Voluntary Acknowledgement of Paternity
If there is no dispute between an unmarried couple that they are both parents of a child that is being born, the easiest way for the unmarried father to establish parentage is to fill out a Voluntary Acknowledgement of Paternity (AOP) at the hospital at the time of the child’s birth. There is no cost to execute an AOP form at the hospital, and it does not impact any government benefits that either parent may be receiving. By executing and an AOP form at the time the child is born, the father’s name can be added to the birth certificate right away.
If you did not execute an AOP form at the hospital or birthing center, the form can be filed later with the Virginia Office of Vital Records for a small fee. Once the AOP form is properly filed, you become the legal father of the child, and your name is added to the child’s birth certificate.
Involuntary Establishment of Paternity
If there is any dispute about who the father of the child is, establishing paternity may require a court action. A Petition to Establish Paternity can be filed with the appropriate court by the mother, father, child, or the state of Virginia (if the child is receiving public assistance). For example, if the petitioner claims to be the father and the mother denies this, the petitioner can request that the court orders DNA testing.
DNA samples are taken from the mother, alleged father, and child and taken to a laboratory for analysis. This can establish with nearly 100% certainty whether or not the man being tested is the father of the child. If paternity is successfully established, the father may be required to pay child support, but he may also petition the court for child custody and visitation rights.
Child Custody and Visitation for Unwed Parents in Virginia
In many states, when there are unmarried parents, the default position of the court is to give custody to the mother unless the father takes action to gain custody. In Virginia, once paternity is established, the courts do not favor one parent over the other. Instead, they look at the best interest of the child.
That said, the court does give a lot of weight to the current situation, and who the primary caretaker of the child is now in determining who should have custody. So, assuming the mother is currently the caretaker of the child and has been for a while, the father would have to prove that she is not a good parent in order to take custody away from her.

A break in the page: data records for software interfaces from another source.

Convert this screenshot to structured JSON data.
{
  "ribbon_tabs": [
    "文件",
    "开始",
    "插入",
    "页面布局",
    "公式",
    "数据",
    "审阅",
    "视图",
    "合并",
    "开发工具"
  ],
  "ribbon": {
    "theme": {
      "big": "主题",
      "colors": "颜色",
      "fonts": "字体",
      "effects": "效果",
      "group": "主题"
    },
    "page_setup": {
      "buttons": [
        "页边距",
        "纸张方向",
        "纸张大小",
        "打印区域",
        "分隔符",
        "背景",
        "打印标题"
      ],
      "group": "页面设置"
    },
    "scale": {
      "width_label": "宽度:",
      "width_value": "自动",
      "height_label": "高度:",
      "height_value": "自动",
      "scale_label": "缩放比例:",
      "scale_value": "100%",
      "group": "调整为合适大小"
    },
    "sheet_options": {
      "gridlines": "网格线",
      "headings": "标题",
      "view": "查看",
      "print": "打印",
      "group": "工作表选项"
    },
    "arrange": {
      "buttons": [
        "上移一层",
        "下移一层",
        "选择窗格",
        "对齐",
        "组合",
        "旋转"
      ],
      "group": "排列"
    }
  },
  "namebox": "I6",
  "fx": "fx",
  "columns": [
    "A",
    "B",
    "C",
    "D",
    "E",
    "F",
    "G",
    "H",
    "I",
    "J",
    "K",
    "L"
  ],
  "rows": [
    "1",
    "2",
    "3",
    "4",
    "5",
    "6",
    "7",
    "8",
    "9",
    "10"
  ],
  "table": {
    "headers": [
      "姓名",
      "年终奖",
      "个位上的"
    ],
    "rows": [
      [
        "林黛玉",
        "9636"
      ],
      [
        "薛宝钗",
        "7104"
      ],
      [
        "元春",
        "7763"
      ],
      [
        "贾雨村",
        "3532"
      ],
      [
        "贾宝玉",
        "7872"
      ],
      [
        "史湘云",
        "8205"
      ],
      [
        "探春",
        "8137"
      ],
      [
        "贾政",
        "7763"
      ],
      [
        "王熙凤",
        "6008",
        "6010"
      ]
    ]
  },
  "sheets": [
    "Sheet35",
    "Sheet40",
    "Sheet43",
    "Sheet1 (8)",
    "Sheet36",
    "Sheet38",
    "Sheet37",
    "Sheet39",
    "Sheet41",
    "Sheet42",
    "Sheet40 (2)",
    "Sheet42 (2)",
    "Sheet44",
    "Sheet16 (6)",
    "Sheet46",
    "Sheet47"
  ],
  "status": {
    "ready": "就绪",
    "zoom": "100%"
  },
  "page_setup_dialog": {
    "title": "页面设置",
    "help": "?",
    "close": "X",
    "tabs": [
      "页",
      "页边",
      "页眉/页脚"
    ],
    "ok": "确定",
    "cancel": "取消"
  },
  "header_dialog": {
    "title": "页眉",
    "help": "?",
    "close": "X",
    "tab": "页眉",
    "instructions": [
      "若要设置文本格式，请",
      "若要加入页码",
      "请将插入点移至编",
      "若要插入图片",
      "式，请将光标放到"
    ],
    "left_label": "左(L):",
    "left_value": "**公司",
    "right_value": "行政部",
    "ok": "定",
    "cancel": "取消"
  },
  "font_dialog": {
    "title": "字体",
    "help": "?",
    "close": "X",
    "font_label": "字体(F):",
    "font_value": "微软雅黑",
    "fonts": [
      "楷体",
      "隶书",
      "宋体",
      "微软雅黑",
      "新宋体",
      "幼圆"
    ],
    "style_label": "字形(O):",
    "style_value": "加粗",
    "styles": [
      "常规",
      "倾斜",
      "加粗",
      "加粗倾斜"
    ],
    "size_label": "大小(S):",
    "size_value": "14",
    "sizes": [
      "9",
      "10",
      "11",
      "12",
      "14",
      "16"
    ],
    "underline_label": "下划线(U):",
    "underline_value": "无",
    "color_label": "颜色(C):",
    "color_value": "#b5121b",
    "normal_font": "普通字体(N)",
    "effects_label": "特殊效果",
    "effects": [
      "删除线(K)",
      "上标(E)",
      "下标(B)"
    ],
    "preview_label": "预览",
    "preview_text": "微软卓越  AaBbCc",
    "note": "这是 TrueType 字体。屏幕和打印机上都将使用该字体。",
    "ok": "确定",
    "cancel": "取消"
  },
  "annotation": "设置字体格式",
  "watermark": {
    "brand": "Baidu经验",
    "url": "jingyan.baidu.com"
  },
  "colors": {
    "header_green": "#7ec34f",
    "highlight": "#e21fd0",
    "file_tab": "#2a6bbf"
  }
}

If you have established paternity early on in the child’s life (e.g., within the first few years) it may be possible to obtain shared custody or at the very least, liberal visitation rights. Shared custody refers to physical custody of the child, and this is a co-parenting arrangement where both parents have the child for at least 91 days of the year.

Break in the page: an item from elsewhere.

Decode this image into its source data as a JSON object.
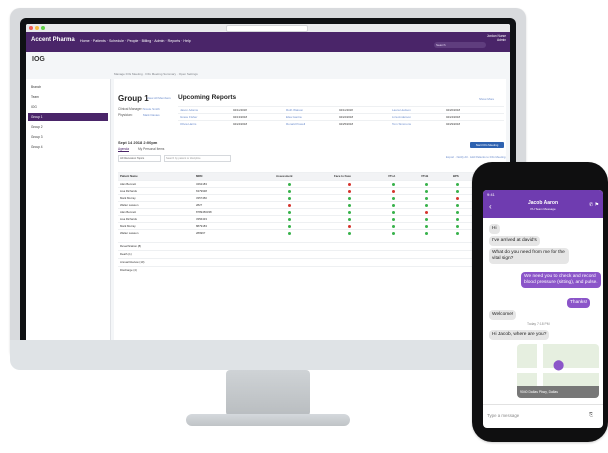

There is also the matter of legal custody. This refers to which parent has the right to make important decisions on behalf of the child; such as in the areas of healthcare, education, religious upbringing, and extracurricular activities. Parents may have joint legal custody, in which they must confer with each other on these important decisions, even if one parent has sole physical custody.
Maybe you’re not in a situation where the co-parenting relationship is tense or unfriendly. Perhaps you and your co-parent actually get along quite well, and you see no reason to stir things up. If this is the situation you are in, you are both at each other’s mercy.

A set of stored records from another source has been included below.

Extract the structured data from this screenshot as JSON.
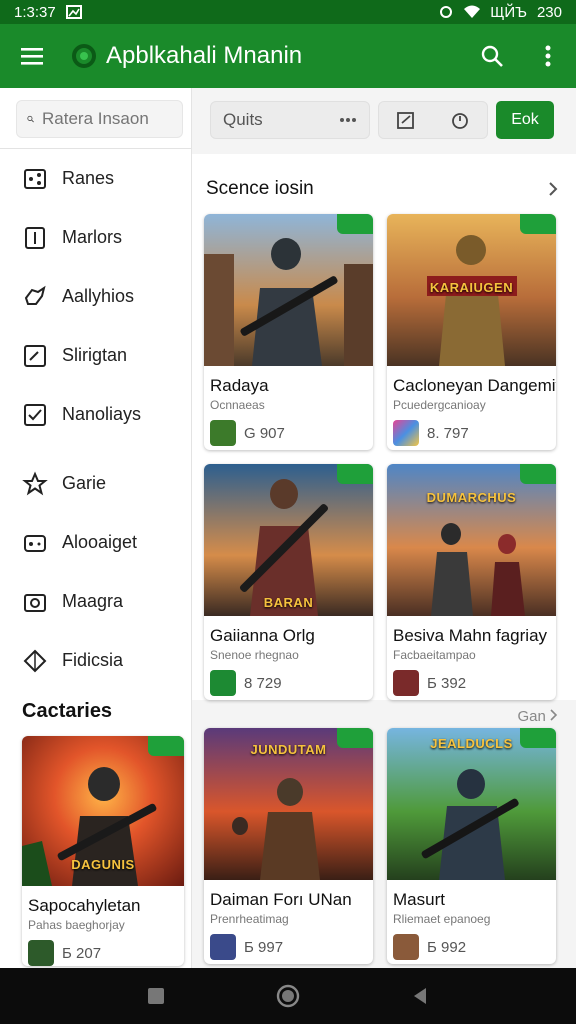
{
  "status": {
    "time": "1:3:37",
    "right": "ЩЙЪ",
    "battery": "230"
  },
  "appbar": {
    "title": "Apblkahali Mnanin"
  },
  "sidebar": {
    "search_placeholder": "Ratera Insaon",
    "items": [
      {
        "label": "Ranes",
        "icon": "share-icon"
      },
      {
        "label": "Marlors",
        "icon": "book-icon"
      },
      {
        "label": "Aallyhios",
        "icon": "puzzle-icon"
      },
      {
        "label": "Slirigtan",
        "icon": "edit-box-icon"
      },
      {
        "label": "Nanoliays",
        "icon": "check-box-icon"
      },
      {
        "label": "Garie",
        "icon": "star-icon"
      },
      {
        "label": "Alooaiget",
        "icon": "gamepad-icon"
      },
      {
        "label": "Maagra",
        "icon": "camera-icon"
      },
      {
        "label": "Fidicsia",
        "icon": "diamond-icon"
      }
    ],
    "section_heading": "Cactaries",
    "featured": {
      "name": "Sapocahyletan",
      "sub": "Pahas baeghorjay",
      "rating": "Б 207",
      "art_title": "DAGUNIS"
    }
  },
  "toolbar": {
    "filter_label": "Quits",
    "button_label": "Eok"
  },
  "section": {
    "title": "Scence iosin",
    "see_all": "Gan"
  },
  "games_top": [
    {
      "name": "Radaya",
      "sub": "Ocnnaeas",
      "rating": "G 907",
      "art_title": ""
    },
    {
      "name": "Cacloneyan Dangemiy",
      "sub": "Pcuedergcanioay",
      "rating": "8. 797",
      "art_title": "KARAIUGEN"
    },
    {
      "name": "Gaiianna Orlg",
      "sub": "Snenoe rhegnao",
      "rating": "8 729",
      "art_title": "BARAN"
    },
    {
      "name": "Besiva Mahn fagriay",
      "sub": "Facbaeitampao",
      "rating": "Б 392",
      "art_title": "DUMARCHUS"
    }
  ],
  "games_bottom": [
    {
      "name": "Daiman Forı UNan",
      "sub": "Prenrheatimag",
      "rating": "Б 997",
      "art_title": "JUNDUTAM"
    },
    {
      "name": "Masurt",
      "sub": "Rliemaet epanoeg",
      "rating": "Б 992",
      "art_title": "JEALDUCLS"
    }
  ]
}
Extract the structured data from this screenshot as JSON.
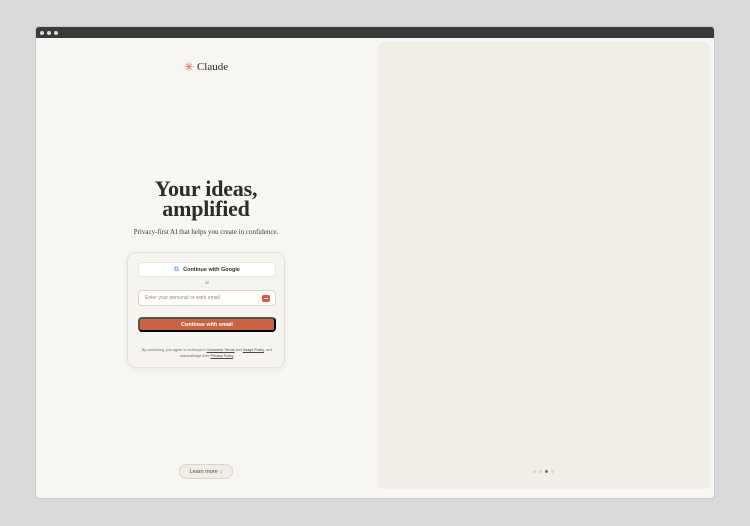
{
  "brand": {
    "name": "Claude",
    "mark": "✳"
  },
  "headline": {
    "line1": "Your ideas,",
    "line2": "amplified"
  },
  "subheadline": "Privacy-first AI that helps you create in confidence.",
  "google_button": {
    "icon": "G",
    "label": "Continue with Google"
  },
  "divider": "or",
  "email": {
    "placeholder": "Enter your personal or work email",
    "badge_icon": "password-manager-icon"
  },
  "continue_button": {
    "label": "Continue with email"
  },
  "terms": {
    "prefix": "By continuing, you agree to Anthropic's ",
    "consumer_terms": "Consumer Terms",
    "and": " and ",
    "usage_policy": "Usage Policy",
    "middle": ", and acknowledge their ",
    "privacy_policy": "Privacy Policy",
    "suffix": "."
  },
  "learn_more": {
    "label": "Learn more",
    "arrow": "↓"
  },
  "carousel": {
    "count": 4,
    "active_index": 2
  },
  "colors": {
    "accent": "#c96442",
    "brand_mark": "#d9643a"
  }
}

Your co-parenting relationship will work fine until one of you pushes the boundaries too far, and at that point, everything is up in the air. If paternity is established and there is no set custody schedule, both parents have rights to the child. That means that if your co-parent takes your child out for the day and simply doesn’t return, there is nothing you can do right away. It’s not considered kidnapping because there’s no custody order preventing them from doing that.
Along the same lines, it’s all too easy to weaponize your role as a parent in this type of informal setup. If one parent starts dating someone that the other parent doesn’t like, the other parent can use this to withhold the child or adjust the informal schedule to their benefit. Without going to court and getting a proper custody schedule, this is completely legal.
You can still have a positive co-parenting relationship if you ask for a court-ordered custody schedule. In fact, if you work on it together without animosity, you know that your co-parenting relationship is genuinely strong. If your co-parent starts making threats because you want to legitimize your custody arrangement, then it’s even more important for you to protect your rights.
Speak with an Experienced Family Law Attorney
Unwed parents, especially fathers, face some challenges when they want to be involved in the lives of their children. Establishing paternity can be a complicated process, especially if it is disputed. And once paternity is established, you will often need to go to court to petition for custody or visitation rights.
At Olmstead & Olmstead, we understand the frustrations unmarried parents often face when they are trying to do what’s best for their children. We work closely with our clients, putting our experience to work to help them develop the most practical, effective, and cost-efficient legal solutions. Call us today at 703-361-1555 to schedule a consultation. You may also message us through our web contact form or visit our office in Manassas, VA at your convenience.